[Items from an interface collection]
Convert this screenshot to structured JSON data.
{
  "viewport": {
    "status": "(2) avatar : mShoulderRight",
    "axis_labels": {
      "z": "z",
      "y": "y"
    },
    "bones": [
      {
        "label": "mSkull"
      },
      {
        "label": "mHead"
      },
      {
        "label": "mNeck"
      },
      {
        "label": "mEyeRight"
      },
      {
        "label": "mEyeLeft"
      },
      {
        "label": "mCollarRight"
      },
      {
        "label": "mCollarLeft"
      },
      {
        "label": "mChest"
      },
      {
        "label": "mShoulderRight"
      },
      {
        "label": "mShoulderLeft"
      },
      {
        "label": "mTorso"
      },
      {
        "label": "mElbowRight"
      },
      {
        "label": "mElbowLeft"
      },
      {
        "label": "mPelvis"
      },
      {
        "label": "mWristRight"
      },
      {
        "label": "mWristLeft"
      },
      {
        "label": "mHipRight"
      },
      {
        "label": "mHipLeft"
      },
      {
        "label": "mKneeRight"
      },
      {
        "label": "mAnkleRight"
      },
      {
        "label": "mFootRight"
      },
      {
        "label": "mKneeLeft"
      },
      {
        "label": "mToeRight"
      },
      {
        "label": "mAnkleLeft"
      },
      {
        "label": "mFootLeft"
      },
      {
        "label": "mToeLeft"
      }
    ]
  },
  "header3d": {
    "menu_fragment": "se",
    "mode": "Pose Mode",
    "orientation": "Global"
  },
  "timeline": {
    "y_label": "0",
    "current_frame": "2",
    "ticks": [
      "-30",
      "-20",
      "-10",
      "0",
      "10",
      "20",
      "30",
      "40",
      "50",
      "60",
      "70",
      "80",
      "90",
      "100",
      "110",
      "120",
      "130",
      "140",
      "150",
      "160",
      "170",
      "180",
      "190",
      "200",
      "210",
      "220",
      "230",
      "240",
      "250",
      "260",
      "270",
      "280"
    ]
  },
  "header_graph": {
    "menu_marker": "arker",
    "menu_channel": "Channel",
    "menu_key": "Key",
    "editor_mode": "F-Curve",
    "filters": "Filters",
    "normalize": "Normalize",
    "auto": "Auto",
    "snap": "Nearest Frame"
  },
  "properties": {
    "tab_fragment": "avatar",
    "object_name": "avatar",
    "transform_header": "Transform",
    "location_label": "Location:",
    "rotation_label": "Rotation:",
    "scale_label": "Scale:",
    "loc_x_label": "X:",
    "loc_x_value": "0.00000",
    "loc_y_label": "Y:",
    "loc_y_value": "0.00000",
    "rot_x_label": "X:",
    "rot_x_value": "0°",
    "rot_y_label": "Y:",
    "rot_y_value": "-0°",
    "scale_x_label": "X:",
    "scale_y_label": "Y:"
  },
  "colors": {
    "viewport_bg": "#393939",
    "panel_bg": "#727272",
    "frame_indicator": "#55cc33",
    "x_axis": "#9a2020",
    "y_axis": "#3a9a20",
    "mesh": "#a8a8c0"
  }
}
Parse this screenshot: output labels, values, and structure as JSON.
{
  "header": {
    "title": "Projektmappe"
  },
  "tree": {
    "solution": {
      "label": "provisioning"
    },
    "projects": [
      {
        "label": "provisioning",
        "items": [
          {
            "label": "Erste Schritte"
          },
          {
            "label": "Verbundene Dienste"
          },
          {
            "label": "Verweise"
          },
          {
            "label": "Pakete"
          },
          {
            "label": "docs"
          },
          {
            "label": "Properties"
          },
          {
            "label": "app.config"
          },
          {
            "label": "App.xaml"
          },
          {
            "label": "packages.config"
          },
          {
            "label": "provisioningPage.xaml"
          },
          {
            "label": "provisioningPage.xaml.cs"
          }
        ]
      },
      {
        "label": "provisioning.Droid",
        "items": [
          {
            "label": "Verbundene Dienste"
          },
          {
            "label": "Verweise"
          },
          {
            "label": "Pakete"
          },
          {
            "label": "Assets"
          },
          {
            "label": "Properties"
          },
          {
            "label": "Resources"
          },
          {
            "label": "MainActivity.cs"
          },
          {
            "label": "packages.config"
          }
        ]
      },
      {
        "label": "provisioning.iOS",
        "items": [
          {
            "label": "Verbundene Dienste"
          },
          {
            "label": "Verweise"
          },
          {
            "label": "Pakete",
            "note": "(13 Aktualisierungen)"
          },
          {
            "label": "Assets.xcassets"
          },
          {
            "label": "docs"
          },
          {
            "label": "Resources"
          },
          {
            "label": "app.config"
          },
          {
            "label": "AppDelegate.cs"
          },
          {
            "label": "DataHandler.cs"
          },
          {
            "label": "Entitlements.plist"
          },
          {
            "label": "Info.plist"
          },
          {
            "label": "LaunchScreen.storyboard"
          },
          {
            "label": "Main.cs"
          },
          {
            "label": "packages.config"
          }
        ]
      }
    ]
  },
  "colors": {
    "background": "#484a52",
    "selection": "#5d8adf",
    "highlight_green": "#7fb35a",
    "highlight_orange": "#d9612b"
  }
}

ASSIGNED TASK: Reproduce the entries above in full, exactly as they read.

EXERCISE OUTPUT:
Convert this screenshot to structured JSON data.
{
  "viewport": {
    "status": "(2) avatar : mShoulderRight",
    "axis_labels": {
      "z": "z",
      "y": "y"
    },
    "bones": [
      {
        "label": "mSkull"
      },
      {
        "label": "mHead"
      },
      {
        "label": "mNeck"
      },
      {
        "label": "mEyeRight"
      },
      {
        "label": "mEyeLeft"
      },
      {
        "label": "mCollarRight"
      },
      {
        "label": "mCollarLeft"
      },
      {
        "label": "mChest"
      },
      {
        "label": "mShoulderRight"
      },
      {
        "label": "mShoulderLeft"
      },
      {
        "label": "mTorso"
      },
      {
        "label": "mElbowRight"
      },
      {
        "label": "mElbowLeft"
      },
      {
        "label": "mPelvis"
      },
      {
        "label": "mWristRight"
      },
      {
        "label": "mWristLeft"
      },
      {
        "label": "mHipRight"
      },
      {
        "label": "mHipLeft"
      },
      {
        "label": "mKneeRight"
      },
      {
        "label": "mAnkleRight"
      },
      {
        "label": "mFootRight"
      },
      {
        "label": "mKneeLeft"
      },
      {
        "label": "mToeRight"
      },
      {
        "label": "mAnkleLeft"
      },
      {
        "label": "mFootLeft"
      },
      {
        "label": "mToeLeft"
      }
    ]
  },
  "header3d": {
    "menu_fragment": "se",
    "mode": "Pose Mode",
    "orientation": "Global"
  },
  "timeline": {
    "y_label": "0",
    "current_frame": "2",
    "ticks": [
      "-30",
      "-20",
      "-10",
      "0",
      "10",
      "20",
      "30",
      "40",
      "50",
      "60",
      "70",
      "80",
      "90",
      "100",
      "110",
      "120",
      "130",
      "140",
      "150",
      "160",
      "170",
      "180",
      "190",
      "200",
      "210",
      "220",
      "230",
      "240",
      "250",
      "260",
      "270",
      "280"
    ]
  },
  "header_graph": {
    "menu_marker": "arker",
    "menu_channel": "Channel",
    "menu_key": "Key",
    "editor_mode": "F-Curve",
    "filters": "Filters",
    "normalize": "Normalize",
    "auto": "Auto",
    "snap": "Nearest Frame"
  },
  "properties": {
    "tab_fragment": "avatar",
    "object_name": "avatar",
    "transform_header": "Transform",
    "location_label": "Location:",
    "rotation_label": "Rotation:",
    "scale_label": "Scale:",
    "loc_x_label": "X:",
    "loc_x_value": "0.00000",
    "loc_y_label": "Y:",
    "loc_y_value": "0.00000",
    "rot_x_label": "X:",
    "rot_x_value": "0°",
    "rot_y_label": "Y:",
    "rot_y_value": "-0°",
    "scale_x_label": "X:",
    "scale_y_label": "Y:"
  },
  "colors": {
    "viewport_bg": "#393939",
    "panel_bg": "#727272",
    "frame_indicator": "#55cc33",
    "x_axis": "#9a2020",
    "y_axis": "#3a9a20",
    "mesh": "#a8a8c0"
  }
}
Parse this screenshot: output labels, values, and structure as JSON.
{
  "header": {
    "title": "Projektmappe"
  },
  "tree": {
    "solution": {
      "label": "provisioning"
    },
    "projects": [
      {
        "label": "provisioning",
        "items": [
          {
            "label": "Erste Schritte"
          },
          {
            "label": "Verbundene Dienste"
          },
          {
            "label": "Verweise"
          },
          {
            "label": "Pakete"
          },
          {
            "label": "docs"
          },
          {
            "label": "Properties"
          },
          {
            "label": "app.config"
          },
          {
            "label": "App.xaml"
          },
          {
            "label": "packages.config"
          },
          {
            "label": "provisioningPage.xaml"
          },
          {
            "label": "provisioningPage.xaml.cs"
          }
        ]
      },
      {
        "label": "provisioning.Droid",
        "items": [
          {
            "label": "Verbundene Dienste"
          },
          {
            "label": "Verweise"
          },
          {
            "label": "Pakete"
          },
          {
            "label": "Assets"
          },
          {
            "label": "Properties"
          },
          {
            "label": "Resources"
          },
          {
            "label": "MainActivity.cs"
          },
          {
            "label": "packages.config"
          }
        ]
      },
      {
        "label": "provisioning.iOS",
        "items": [
          {
            "label": "Verbundene Dienste"
          },
          {
            "label": "Verweise"
          },
          {
            "label": "Pakete",
            "note": "(13 Aktualisierungen)"
          },
          {
            "label": "Assets.xcassets"
          },
          {
            "label": "docs"
          },
          {
            "label": "Resources"
          },
          {
            "label": "app.config"
          },
          {
            "label": "AppDelegate.cs"
          },
          {
            "label": "DataHandler.cs"
          },
          {
            "label": "Entitlements.plist"
          },
          {
            "label": "Info.plist"
          },
          {
            "label": "LaunchScreen.storyboard"
          },
          {
            "label": "Main.cs"
          },
          {
            "label": "packages.config"
          }
        ]
      }
    ]
  },
  "colors": {
    "background": "#484a52",
    "selection": "#5d8adf",
    "highlight_green": "#7fb35a",
    "highlight_orange": "#d9612b"
  }
}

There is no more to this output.